• **Goal of the exercise**
Omit images. Retype all entries verbatim.

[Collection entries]
◇ ◇ ◇ ◇
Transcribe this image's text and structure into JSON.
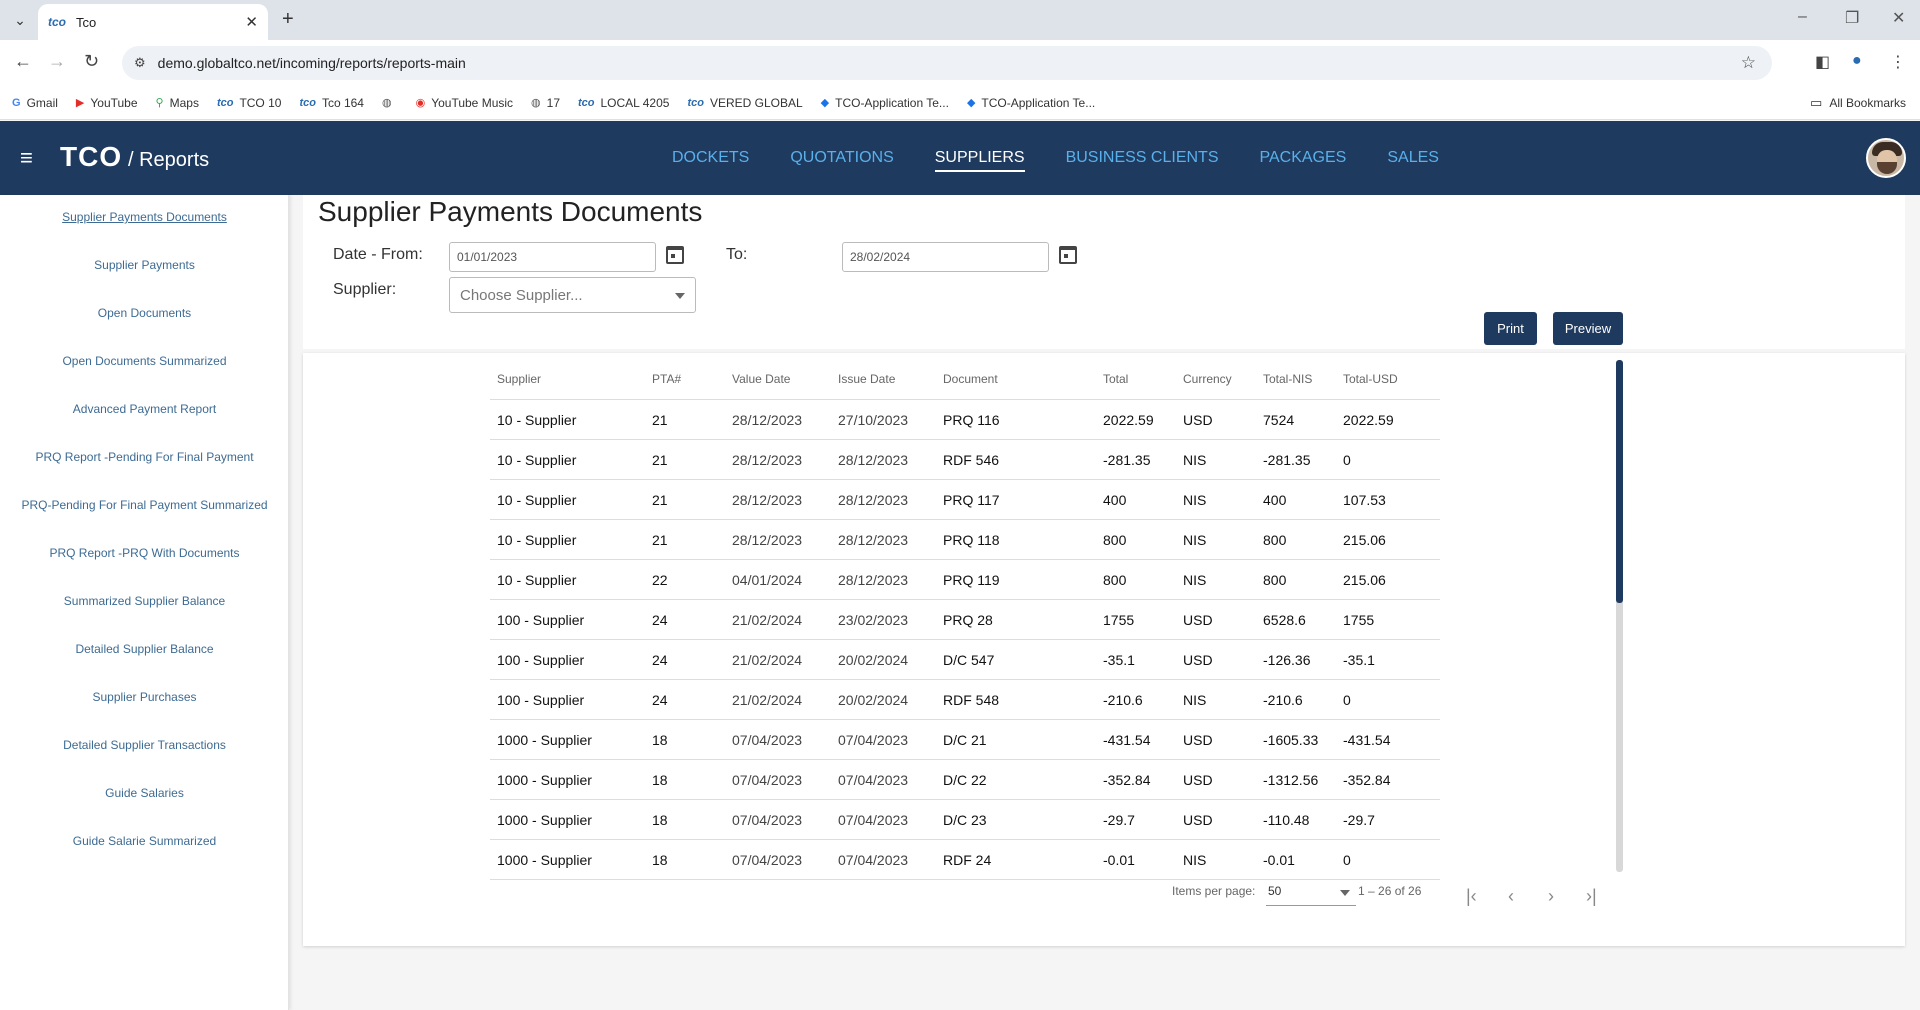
{
  "browser": {
    "tab_title": "Tco",
    "tab_favicon": "tco",
    "url": "demo.globaltco.net/incoming/reports/reports-main",
    "bookmarks": [
      {
        "label": "Gmail",
        "icon": "G"
      },
      {
        "label": "YouTube",
        "icon": "▶"
      },
      {
        "label": "Maps",
        "icon": "⚲"
      },
      {
        "label": "TCO 10",
        "icon": "tco"
      },
      {
        "label": "Tco 164",
        "icon": "tco"
      },
      {
        "label": "",
        "icon": "◍"
      },
      {
        "label": "YouTube Music",
        "icon": "◉"
      },
      {
        "label": "17",
        "icon": "◍"
      },
      {
        "label": "LOCAL 4205",
        "icon": "tco"
      },
      {
        "label": "VERED GLOBAL",
        "icon": "tco"
      },
      {
        "label": "TCO-Application Te...",
        "icon": "◆"
      },
      {
        "label": "TCO-Application Te...",
        "icon": "◆"
      }
    ],
    "all_bookmarks": "All Bookmarks"
  },
  "header": {
    "brand": "TCO",
    "section": "/ Reports",
    "nav": [
      {
        "label": "DOCKETS",
        "active": false
      },
      {
        "label": "QUOTATIONS",
        "active": false
      },
      {
        "label": "SUPPLIERS",
        "active": true
      },
      {
        "label": "BUSINESS CLIENTS",
        "active": false
      },
      {
        "label": "PACKAGES",
        "active": false
      },
      {
        "label": "SALES",
        "active": false
      }
    ]
  },
  "sidebar": {
    "items": [
      {
        "label": "Supplier Payments Documents",
        "active": true
      },
      {
        "label": "Supplier Payments",
        "active": false
      },
      {
        "label": "Open Documents",
        "active": false
      },
      {
        "label": "Open Documents Summarized",
        "active": false
      },
      {
        "label": "Advanced Payment Report",
        "active": false
      },
      {
        "label": "PRQ Report -Pending For Final Payment",
        "active": false
      },
      {
        "label": "PRQ-Pending For Final Payment Summarized",
        "active": false
      },
      {
        "label": "PRQ Report -PRQ With Documents",
        "active": false
      },
      {
        "label": "Summarized Supplier Balance",
        "active": false
      },
      {
        "label": "Detailed Supplier Balance",
        "active": false
      },
      {
        "label": "Supplier Purchases",
        "active": false
      },
      {
        "label": "Detailed Supplier Transactions",
        "active": false
      },
      {
        "label": "Guide Salaries",
        "active": false
      },
      {
        "label": "Guide Salarie Summarized",
        "active": false
      }
    ]
  },
  "page": {
    "title": "Supplier Payments Documents",
    "date_from_label": "Date - From:",
    "date_from_value": "01/01/2023",
    "to_label": "To:",
    "date_to_value": "28/02/2024",
    "supplier_label": "Supplier:",
    "supplier_placeholder": "Choose Supplier...",
    "print_label": "Print",
    "preview_label": "Preview"
  },
  "table": {
    "columns": [
      "Supplier",
      "PTA#",
      "Value Date",
      "Issue Date",
      "Document",
      "Total",
      "Currency",
      "Total-NIS",
      "Total-USD"
    ],
    "rows": [
      [
        "10 - Supplier",
        "21",
        "28/12/2023",
        "27/10/2023",
        "PRQ 116",
        "2022.59",
        "USD",
        "7524",
        "2022.59"
      ],
      [
        "10 - Supplier",
        "21",
        "28/12/2023",
        "28/12/2023",
        "RDF 546",
        "-281.35",
        "NIS",
        "-281.35",
        "0"
      ],
      [
        "10 - Supplier",
        "21",
        "28/12/2023",
        "28/12/2023",
        "PRQ 117",
        "400",
        "NIS",
        "400",
        "107.53"
      ],
      [
        "10 - Supplier",
        "21",
        "28/12/2023",
        "28/12/2023",
        "PRQ 118",
        "800",
        "NIS",
        "800",
        "215.06"
      ],
      [
        "10 - Supplier",
        "22",
        "04/01/2024",
        "28/12/2023",
        "PRQ 119",
        "800",
        "NIS",
        "800",
        "215.06"
      ],
      [
        "100 - Supplier",
        "24",
        "21/02/2024",
        "23/02/2023",
        "PRQ 28",
        "1755",
        "USD",
        "6528.6",
        "1755"
      ],
      [
        "100 - Supplier",
        "24",
        "21/02/2024",
        "20/02/2024",
        "D/C 547",
        "-35.1",
        "USD",
        "-126.36",
        "-35.1"
      ],
      [
        "100 - Supplier",
        "24",
        "21/02/2024",
        "20/02/2024",
        "RDF 548",
        "-210.6",
        "NIS",
        "-210.6",
        "0"
      ],
      [
        "1000 - Supplier",
        "18",
        "07/04/2023",
        "07/04/2023",
        "D/C 21",
        "-431.54",
        "USD",
        "-1605.33",
        "-431.54"
      ],
      [
        "1000 - Supplier",
        "18",
        "07/04/2023",
        "07/04/2023",
        "D/C 22",
        "-352.84",
        "USD",
        "-1312.56",
        "-352.84"
      ],
      [
        "1000 - Supplier",
        "18",
        "07/04/2023",
        "07/04/2023",
        "D/C 23",
        "-29.7",
        "USD",
        "-110.48",
        "-29.7"
      ],
      [
        "1000 - Supplier",
        "18",
        "07/04/2023",
        "07/04/2023",
        "RDF 24",
        "-0.01",
        "NIS",
        "-0.01",
        "0"
      ]
    ]
  },
  "paginator": {
    "items_per_page_label": "Items per page:",
    "items_per_page_value": "50",
    "range_label": "1 – 26 of 26"
  },
  "colors": {
    "header_bg": "#1f3a5f",
    "nav_link": "#5ab0ea",
    "sidebar_link": "#3d6b93"
  }
}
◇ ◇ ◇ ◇
• **Your solution**
Transcribe this image's text and structure into JSON.
{
  "browser": {
    "tab_title": "Tco",
    "tab_favicon": "tco",
    "url": "demo.globaltco.net/incoming/reports/reports-main",
    "bookmarks": [
      {
        "label": "Gmail",
        "icon": "G"
      },
      {
        "label": "YouTube",
        "icon": "▶"
      },
      {
        "label": "Maps",
        "icon": "⚲"
      },
      {
        "label": "TCO 10",
        "icon": "tco"
      },
      {
        "label": "Tco 164",
        "icon": "tco"
      },
      {
        "label": "",
        "icon": "◍"
      },
      {
        "label": "YouTube Music",
        "icon": "◉"
      },
      {
        "label": "17",
        "icon": "◍"
      },
      {
        "label": "LOCAL 4205",
        "icon": "tco"
      },
      {
        "label": "VERED GLOBAL",
        "icon": "tco"
      },
      {
        "label": "TCO-Application Te...",
        "icon": "◆"
      },
      {
        "label": "TCO-Application Te...",
        "icon": "◆"
      }
    ],
    "all_bookmarks": "All Bookmarks"
  },
  "header": {
    "brand": "TCO",
    "section": "/ Reports",
    "nav": [
      {
        "label": "DOCKETS",
        "active": false
      },
      {
        "label": "QUOTATIONS",
        "active": false
      },
      {
        "label": "SUPPLIERS",
        "active": true
      },
      {
        "label": "BUSINESS CLIENTS",
        "active": false
      },
      {
        "label": "PACKAGES",
        "active": false
      },
      {
        "label": "SALES",
        "active": false
      }
    ]
  },
  "sidebar": {
    "items": [
      {
        "label": "Supplier Payments Documents",
        "active": true
      },
      {
        "label": "Supplier Payments",
        "active": false
      },
      {
        "label": "Open Documents",
        "active": false
      },
      {
        "label": "Open Documents Summarized",
        "active": false
      },
      {
        "label": "Advanced Payment Report",
        "active": false
      },
      {
        "label": "PRQ Report -Pending For Final Payment",
        "active": false
      },
      {
        "label": "PRQ-Pending For Final Payment Summarized",
        "active": false
      },
      {
        "label": "PRQ Report -PRQ With Documents",
        "active": false
      },
      {
        "label": "Summarized Supplier Balance",
        "active": false
      },
      {
        "label": "Detailed Supplier Balance",
        "active": false
      },
      {
        "label": "Supplier Purchases",
        "active": false
      },
      {
        "label": "Detailed Supplier Transactions",
        "active": false
      },
      {
        "label": "Guide Salaries",
        "active": false
      },
      {
        "label": "Guide Salarie Summarized",
        "active": false
      }
    ]
  },
  "page": {
    "title": "Supplier Payments Documents",
    "date_from_label": "Date - From:",
    "date_from_value": "01/01/2023",
    "to_label": "To:",
    "date_to_value": "28/02/2024",
    "supplier_label": "Supplier:",
    "supplier_placeholder": "Choose Supplier...",
    "print_label": "Print",
    "preview_label": "Preview"
  },
  "table": {
    "columns": [
      "Supplier",
      "PTA#",
      "Value Date",
      "Issue Date",
      "Document",
      "Total",
      "Currency",
      "Total-NIS",
      "Total-USD"
    ],
    "rows": [
      [
        "10 - Supplier",
        "21",
        "28/12/2023",
        "27/10/2023",
        "PRQ 116",
        "2022.59",
        "USD",
        "7524",
        "2022.59"
      ],
      [
        "10 - Supplier",
        "21",
        "28/12/2023",
        "28/12/2023",
        "RDF 546",
        "-281.35",
        "NIS",
        "-281.35",
        "0"
      ],
      [
        "10 - Supplier",
        "21",
        "28/12/2023",
        "28/12/2023",
        "PRQ 117",
        "400",
        "NIS",
        "400",
        "107.53"
      ],
      [
        "10 - Supplier",
        "21",
        "28/12/2023",
        "28/12/2023",
        "PRQ 118",
        "800",
        "NIS",
        "800",
        "215.06"
      ],
      [
        "10 - Supplier",
        "22",
        "04/01/2024",
        "28/12/2023",
        "PRQ 119",
        "800",
        "NIS",
        "800",
        "215.06"
      ],
      [
        "100 - Supplier",
        "24",
        "21/02/2024",
        "23/02/2023",
        "PRQ 28",
        "1755",
        "USD",
        "6528.6",
        "1755"
      ],
      [
        "100 - Supplier",
        "24",
        "21/02/2024",
        "20/02/2024",
        "D/C 547",
        "-35.1",
        "USD",
        "-126.36",
        "-35.1"
      ],
      [
        "100 - Supplier",
        "24",
        "21/02/2024",
        "20/02/2024",
        "RDF 548",
        "-210.6",
        "NIS",
        "-210.6",
        "0"
      ],
      [
        "1000 - Supplier",
        "18",
        "07/04/2023",
        "07/04/2023",
        "D/C 21",
        "-431.54",
        "USD",
        "-1605.33",
        "-431.54"
      ],
      [
        "1000 - Supplier",
        "18",
        "07/04/2023",
        "07/04/2023",
        "D/C 22",
        "-352.84",
        "USD",
        "-1312.56",
        "-352.84"
      ],
      [
        "1000 - Supplier",
        "18",
        "07/04/2023",
        "07/04/2023",
        "D/C 23",
        "-29.7",
        "USD",
        "-110.48",
        "-29.7"
      ],
      [
        "1000 - Supplier",
        "18",
        "07/04/2023",
        "07/04/2023",
        "RDF 24",
        "-0.01",
        "NIS",
        "-0.01",
        "0"
      ]
    ]
  },
  "paginator": {
    "items_per_page_label": "Items per page:",
    "items_per_page_value": "50",
    "range_label": "1 – 26 of 26"
  },
  "colors": {
    "header_bg": "#1f3a5f",
    "nav_link": "#5ab0ea",
    "sidebar_link": "#3d6b93"
  }
}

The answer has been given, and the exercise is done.